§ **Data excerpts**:
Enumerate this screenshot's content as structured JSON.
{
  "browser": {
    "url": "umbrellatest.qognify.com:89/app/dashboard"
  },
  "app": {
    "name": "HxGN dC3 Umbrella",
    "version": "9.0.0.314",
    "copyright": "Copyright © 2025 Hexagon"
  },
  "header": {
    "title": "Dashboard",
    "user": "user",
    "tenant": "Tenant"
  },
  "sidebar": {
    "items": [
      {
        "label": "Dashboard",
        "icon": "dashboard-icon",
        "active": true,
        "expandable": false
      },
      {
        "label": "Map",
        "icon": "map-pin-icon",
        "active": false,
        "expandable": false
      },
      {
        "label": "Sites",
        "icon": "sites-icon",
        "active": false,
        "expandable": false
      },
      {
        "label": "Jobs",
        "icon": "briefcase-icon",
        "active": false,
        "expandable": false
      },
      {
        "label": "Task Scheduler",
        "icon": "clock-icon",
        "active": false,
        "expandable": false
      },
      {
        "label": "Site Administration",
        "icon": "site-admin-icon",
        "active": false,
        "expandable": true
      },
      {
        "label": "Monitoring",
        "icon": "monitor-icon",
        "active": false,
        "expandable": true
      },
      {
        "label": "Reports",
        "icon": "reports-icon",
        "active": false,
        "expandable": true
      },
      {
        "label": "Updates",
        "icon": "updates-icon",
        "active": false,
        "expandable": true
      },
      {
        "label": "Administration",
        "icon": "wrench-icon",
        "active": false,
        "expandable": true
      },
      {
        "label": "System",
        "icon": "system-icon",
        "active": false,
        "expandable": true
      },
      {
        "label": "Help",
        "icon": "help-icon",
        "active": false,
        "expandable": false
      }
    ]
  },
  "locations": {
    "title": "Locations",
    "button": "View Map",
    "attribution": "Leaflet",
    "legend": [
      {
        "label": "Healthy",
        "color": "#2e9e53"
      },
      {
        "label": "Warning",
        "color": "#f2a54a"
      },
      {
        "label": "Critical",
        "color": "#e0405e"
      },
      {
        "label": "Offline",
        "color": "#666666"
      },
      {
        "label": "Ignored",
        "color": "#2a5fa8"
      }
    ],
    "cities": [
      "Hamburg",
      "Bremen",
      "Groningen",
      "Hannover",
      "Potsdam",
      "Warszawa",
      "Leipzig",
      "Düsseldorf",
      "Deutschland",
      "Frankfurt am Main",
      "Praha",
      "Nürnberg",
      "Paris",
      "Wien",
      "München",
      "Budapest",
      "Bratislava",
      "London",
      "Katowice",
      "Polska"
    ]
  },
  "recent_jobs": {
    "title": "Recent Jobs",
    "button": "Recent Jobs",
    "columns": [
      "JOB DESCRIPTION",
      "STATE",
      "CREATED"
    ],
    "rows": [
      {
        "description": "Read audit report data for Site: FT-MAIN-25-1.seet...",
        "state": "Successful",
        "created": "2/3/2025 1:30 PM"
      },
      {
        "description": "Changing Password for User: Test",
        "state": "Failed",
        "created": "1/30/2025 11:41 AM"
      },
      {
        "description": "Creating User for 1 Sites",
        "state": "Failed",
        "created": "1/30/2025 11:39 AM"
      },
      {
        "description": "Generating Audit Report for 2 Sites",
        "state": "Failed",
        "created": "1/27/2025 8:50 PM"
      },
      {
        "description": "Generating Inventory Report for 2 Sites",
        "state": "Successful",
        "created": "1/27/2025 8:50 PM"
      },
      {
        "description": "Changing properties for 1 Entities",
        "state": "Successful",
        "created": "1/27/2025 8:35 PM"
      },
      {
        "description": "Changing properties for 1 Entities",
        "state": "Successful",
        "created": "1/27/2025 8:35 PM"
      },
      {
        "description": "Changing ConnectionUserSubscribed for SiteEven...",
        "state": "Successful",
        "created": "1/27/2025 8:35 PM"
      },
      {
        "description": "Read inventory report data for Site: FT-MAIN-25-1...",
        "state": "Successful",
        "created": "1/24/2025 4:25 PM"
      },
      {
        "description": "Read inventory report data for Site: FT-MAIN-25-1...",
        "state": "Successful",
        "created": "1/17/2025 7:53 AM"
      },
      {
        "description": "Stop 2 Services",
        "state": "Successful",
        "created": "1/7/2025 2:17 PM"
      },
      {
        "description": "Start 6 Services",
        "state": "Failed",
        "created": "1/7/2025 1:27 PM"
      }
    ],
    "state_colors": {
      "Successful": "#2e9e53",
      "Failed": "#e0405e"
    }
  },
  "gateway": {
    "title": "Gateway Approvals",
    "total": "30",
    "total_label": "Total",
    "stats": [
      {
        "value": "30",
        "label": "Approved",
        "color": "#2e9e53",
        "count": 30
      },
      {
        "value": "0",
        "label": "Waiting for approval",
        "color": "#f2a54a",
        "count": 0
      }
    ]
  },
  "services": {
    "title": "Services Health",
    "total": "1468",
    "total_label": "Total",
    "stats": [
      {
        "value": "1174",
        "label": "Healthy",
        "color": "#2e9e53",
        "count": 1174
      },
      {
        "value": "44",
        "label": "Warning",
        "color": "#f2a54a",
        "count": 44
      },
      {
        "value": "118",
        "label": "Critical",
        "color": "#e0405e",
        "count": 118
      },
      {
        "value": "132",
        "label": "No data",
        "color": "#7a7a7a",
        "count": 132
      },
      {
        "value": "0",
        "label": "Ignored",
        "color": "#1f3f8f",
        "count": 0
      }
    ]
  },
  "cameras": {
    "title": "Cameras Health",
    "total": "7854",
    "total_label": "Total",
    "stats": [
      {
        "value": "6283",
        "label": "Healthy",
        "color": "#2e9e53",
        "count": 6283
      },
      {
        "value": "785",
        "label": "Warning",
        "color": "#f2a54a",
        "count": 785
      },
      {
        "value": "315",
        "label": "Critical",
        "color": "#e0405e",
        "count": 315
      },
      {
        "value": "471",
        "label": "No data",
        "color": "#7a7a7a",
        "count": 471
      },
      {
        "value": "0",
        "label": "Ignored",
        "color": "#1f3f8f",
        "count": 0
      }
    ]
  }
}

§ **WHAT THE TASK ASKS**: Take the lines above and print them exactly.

§ **ANSWER TO THIS PROBLEM**:
Enumerate this screenshot's content as structured JSON.
{
  "browser": {
    "url": "umbrellatest.qognify.com:89/app/dashboard"
  },
  "app": {
    "name": "HxGN dC3 Umbrella",
    "version": "9.0.0.314",
    "copyright": "Copyright © 2025 Hexagon"
  },
  "header": {
    "title": "Dashboard",
    "user": "user",
    "tenant": "Tenant"
  },
  "sidebar": {
    "items": [
      {
        "label": "Dashboard",
        "icon": "dashboard-icon",
        "active": true,
        "expandable": false
      },
      {
        "label": "Map",
        "icon": "map-pin-icon",
        "active": false,
        "expandable": false
      },
      {
        "label": "Sites",
        "icon": "sites-icon",
        "active": false,
        "expandable": false
      },
      {
        "label": "Jobs",
        "icon": "briefcase-icon",
        "active": false,
        "expandable": false
      },
      {
        "label": "Task Scheduler",
        "icon": "clock-icon",
        "active": false,
        "expandable": false
      },
      {
        "label": "Site Administration",
        "icon": "site-admin-icon",
        "active": false,
        "expandable": true
      },
      {
        "label": "Monitoring",
        "icon": "monitor-icon",
        "active": false,
        "expandable": true
      },
      {
        "label": "Reports",
        "icon": "reports-icon",
        "active": false,
        "expandable": true
      },
      {
        "label": "Updates",
        "icon": "updates-icon",
        "active": false,
        "expandable": true
      },
      {
        "label": "Administration",
        "icon": "wrench-icon",
        "active": false,
        "expandable": true
      },
      {
        "label": "System",
        "icon": "system-icon",
        "active": false,
        "expandable": true
      },
      {
        "label": "Help",
        "icon": "help-icon",
        "active": false,
        "expandable": false
      }
    ]
  },
  "locations": {
    "title": "Locations",
    "button": "View Map",
    "attribution": "Leaflet",
    "legend": [
      {
        "label": "Healthy",
        "color": "#2e9e53"
      },
      {
        "label": "Warning",
        "color": "#f2a54a"
      },
      {
        "label": "Critical",
        "color": "#e0405e"
      },
      {
        "label": "Offline",
        "color": "#666666"
      },
      {
        "label": "Ignored",
        "color": "#2a5fa8"
      }
    ],
    "cities": [
      "Hamburg",
      "Bremen",
      "Groningen",
      "Hannover",
      "Potsdam",
      "Warszawa",
      "Leipzig",
      "Düsseldorf",
      "Deutschland",
      "Frankfurt am Main",
      "Praha",
      "Nürnberg",
      "Paris",
      "Wien",
      "München",
      "Budapest",
      "Bratislava",
      "London",
      "Katowice",
      "Polska"
    ]
  },
  "recent_jobs": {
    "title": "Recent Jobs",
    "button": "Recent Jobs",
    "columns": [
      "JOB DESCRIPTION",
      "STATE",
      "CREATED"
    ],
    "rows": [
      {
        "description": "Read audit report data for Site: FT-MAIN-25-1.seet...",
        "state": "Successful",
        "created": "2/3/2025 1:30 PM"
      },
      {
        "description": "Changing Password for User: Test",
        "state": "Failed",
        "created": "1/30/2025 11:41 AM"
      },
      {
        "description": "Creating User for 1 Sites",
        "state": "Failed",
        "created": "1/30/2025 11:39 AM"
      },
      {
        "description": "Generating Audit Report for 2 Sites",
        "state": "Failed",
        "created": "1/27/2025 8:50 PM"
      },
      {
        "description": "Generating Inventory Report for 2 Sites",
        "state": "Successful",
        "created": "1/27/2025 8:50 PM"
      },
      {
        "description": "Changing properties for 1 Entities",
        "state": "Successful",
        "created": "1/27/2025 8:35 PM"
      },
      {
        "description": "Changing properties for 1 Entities",
        "state": "Successful",
        "created": "1/27/2025 8:35 PM"
      },
      {
        "description": "Changing ConnectionUserSubscribed for SiteEven...",
        "state": "Successful",
        "created": "1/27/2025 8:35 PM"
      },
      {
        "description": "Read inventory report data for Site: FT-MAIN-25-1...",
        "state": "Successful",
        "created": "1/24/2025 4:25 PM"
      },
      {
        "description": "Read inventory report data for Site: FT-MAIN-25-1...",
        "state": "Successful",
        "created": "1/17/2025 7:53 AM"
      },
      {
        "description": "Stop 2 Services",
        "state": "Successful",
        "created": "1/7/2025 2:17 PM"
      },
      {
        "description": "Start 6 Services",
        "state": "Failed",
        "created": "1/7/2025 1:27 PM"
      }
    ],
    "state_colors": {
      "Successful": "#2e9e53",
      "Failed": "#e0405e"
    }
  },
  "gateway": {
    "title": "Gateway Approvals",
    "total": "30",
    "total_label": "Total",
    "stats": [
      {
        "value": "30",
        "label": "Approved",
        "color": "#2e9e53",
        "count": 30
      },
      {
        "value": "0",
        "label": "Waiting for approval",
        "color": "#f2a54a",
        "count": 0
      }
    ]
  },
  "services": {
    "title": "Services Health",
    "total": "1468",
    "total_label": "Total",
    "stats": [
      {
        "value": "1174",
        "label": "Healthy",
        "color": "#2e9e53",
        "count": 1174
      },
      {
        "value": "44",
        "label": "Warning",
        "color": "#f2a54a",
        "count": 44
      },
      {
        "value": "118",
        "label": "Critical",
        "color": "#e0405e",
        "count": 118
      },
      {
        "value": "132",
        "label": "No data",
        "color": "#7a7a7a",
        "count": 132
      },
      {
        "value": "0",
        "label": "Ignored",
        "color": "#1f3f8f",
        "count": 0
      }
    ]
  },
  "cameras": {
    "title": "Cameras Health",
    "total": "7854",
    "total_label": "Total",
    "stats": [
      {
        "value": "6283",
        "label": "Healthy",
        "color": "#2e9e53",
        "count": 6283
      },
      {
        "value": "785",
        "label": "Warning",
        "color": "#f2a54a",
        "count": 785
      },
      {
        "value": "315",
        "label": "Critical",
        "color": "#e0405e",
        "count": 315
      },
      {
        "value": "471",
        "label": "No data",
        "color": "#7a7a7a",
        "count": 471
      },
      {
        "value": "0",
        "label": "Ignored",
        "color": "#1f3f8f",
        "count": 0
      }
    ]
  }
}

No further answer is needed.